**EXERCISE DIRECTIONS**
Could you return the whole listing exactly?
····················
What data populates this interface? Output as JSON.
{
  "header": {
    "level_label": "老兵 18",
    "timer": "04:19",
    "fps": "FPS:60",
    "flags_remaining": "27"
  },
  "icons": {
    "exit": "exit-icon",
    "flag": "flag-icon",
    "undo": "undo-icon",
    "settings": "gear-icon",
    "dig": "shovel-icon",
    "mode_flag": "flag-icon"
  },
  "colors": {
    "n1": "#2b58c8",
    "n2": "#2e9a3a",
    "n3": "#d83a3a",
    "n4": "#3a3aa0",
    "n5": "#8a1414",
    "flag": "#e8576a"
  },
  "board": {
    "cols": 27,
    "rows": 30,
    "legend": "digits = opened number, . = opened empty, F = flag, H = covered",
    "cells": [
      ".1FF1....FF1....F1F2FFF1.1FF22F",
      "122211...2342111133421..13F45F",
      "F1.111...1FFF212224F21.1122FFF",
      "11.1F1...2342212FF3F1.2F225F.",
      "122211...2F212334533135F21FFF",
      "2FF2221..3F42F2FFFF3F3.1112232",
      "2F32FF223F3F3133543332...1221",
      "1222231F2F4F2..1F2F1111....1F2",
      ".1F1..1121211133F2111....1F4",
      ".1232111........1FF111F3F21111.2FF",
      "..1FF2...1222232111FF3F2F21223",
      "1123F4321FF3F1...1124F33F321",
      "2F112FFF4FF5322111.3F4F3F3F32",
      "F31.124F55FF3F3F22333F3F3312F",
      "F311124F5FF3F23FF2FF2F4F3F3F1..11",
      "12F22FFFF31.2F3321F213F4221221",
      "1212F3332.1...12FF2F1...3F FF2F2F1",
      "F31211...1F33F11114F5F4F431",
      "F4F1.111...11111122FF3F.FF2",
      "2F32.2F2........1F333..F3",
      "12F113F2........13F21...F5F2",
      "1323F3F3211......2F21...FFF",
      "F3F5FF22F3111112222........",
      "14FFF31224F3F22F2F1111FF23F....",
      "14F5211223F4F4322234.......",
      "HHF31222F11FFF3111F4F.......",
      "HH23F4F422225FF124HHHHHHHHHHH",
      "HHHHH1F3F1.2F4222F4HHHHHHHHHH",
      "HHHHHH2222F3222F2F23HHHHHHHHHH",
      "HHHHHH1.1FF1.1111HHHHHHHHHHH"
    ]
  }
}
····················
**SOLUTION TO THIS EXERCISE**
What data populates this interface? Output as JSON.
{
  "header": {
    "level_label": "老兵 18",
    "timer": "04:19",
    "fps": "FPS:60",
    "flags_remaining": "27"
  },
  "icons": {
    "exit": "exit-icon",
    "flag": "flag-icon",
    "undo": "undo-icon",
    "settings": "gear-icon",
    "dig": "shovel-icon",
    "mode_flag": "flag-icon"
  },
  "colors": {
    "n1": "#2b58c8",
    "n2": "#2e9a3a",
    "n3": "#d83a3a",
    "n4": "#3a3aa0",
    "n5": "#8a1414",
    "flag": "#e8576a"
  },
  "board": {
    "cols": 27,
    "rows": 30,
    "legend": "digits = opened number, . = opened empty, F = flag, H = covered",
    "cells": [
      ".1FF1....FF1....F1F2FFF1.1FF22F",
      "122211...2342111133421..13F45F",
      "F1.111...1FFF212224F21.1122FFF",
      "11.1F1...2342212FF3F1.2F225F.",
      "122211...2F212334533135F21FFF",
      "2FF2221..3F42F2FFFF3F3.1112232",
      "2F32FF223F3F3133543332...1221",
      "1222231F2F4F2..1F2F1111....1F2",
      ".1F1..1121211133F2111....1F4",
      ".1232111........1FF111F3F21111.2FF",
      "..1FF2...1222232111FF3F2F21223",
      "1123F4321FF3F1...1124F33F321",
      "2F112FFF4FF5322111.3F4F3F3F32",
      "F31.124F55FF3F3F22333F3F3312F",
      "F311124F5FF3F23FF2FF2F4F3F3F1..11",
      "12F22FFFF31.2F3321F213F4221221",
      "1212F3332.1...12FF2F1...3F FF2F2F1",
      "F31211...1F33F11114F5F4F431",
      "F4F1.111...11111122FF3F.FF2",
      "2F32.2F2........1F333..F3",
      "12F113F2........13F21...F5F2",
      "1323F3F3211......2F21...FFF",
      "F3F5FF22F3111112222........",
      "14FFF31224F3F22F2F1111FF23F....",
      "14F5211223F4F4322234.......",
      "HHF31222F11FFF3111F4F.......",
      "HH23F4F422225FF124HHHHHHHHHHH",
      "HHHHH1F3F1.2F4222F4HHHHHHHHHH",
      "HHHHHH2222F3222F2F23HHHHHHHHHH",
      "HHHHHH1.1FF1.1111HHHHHHHHHHH"
    ]
  }
}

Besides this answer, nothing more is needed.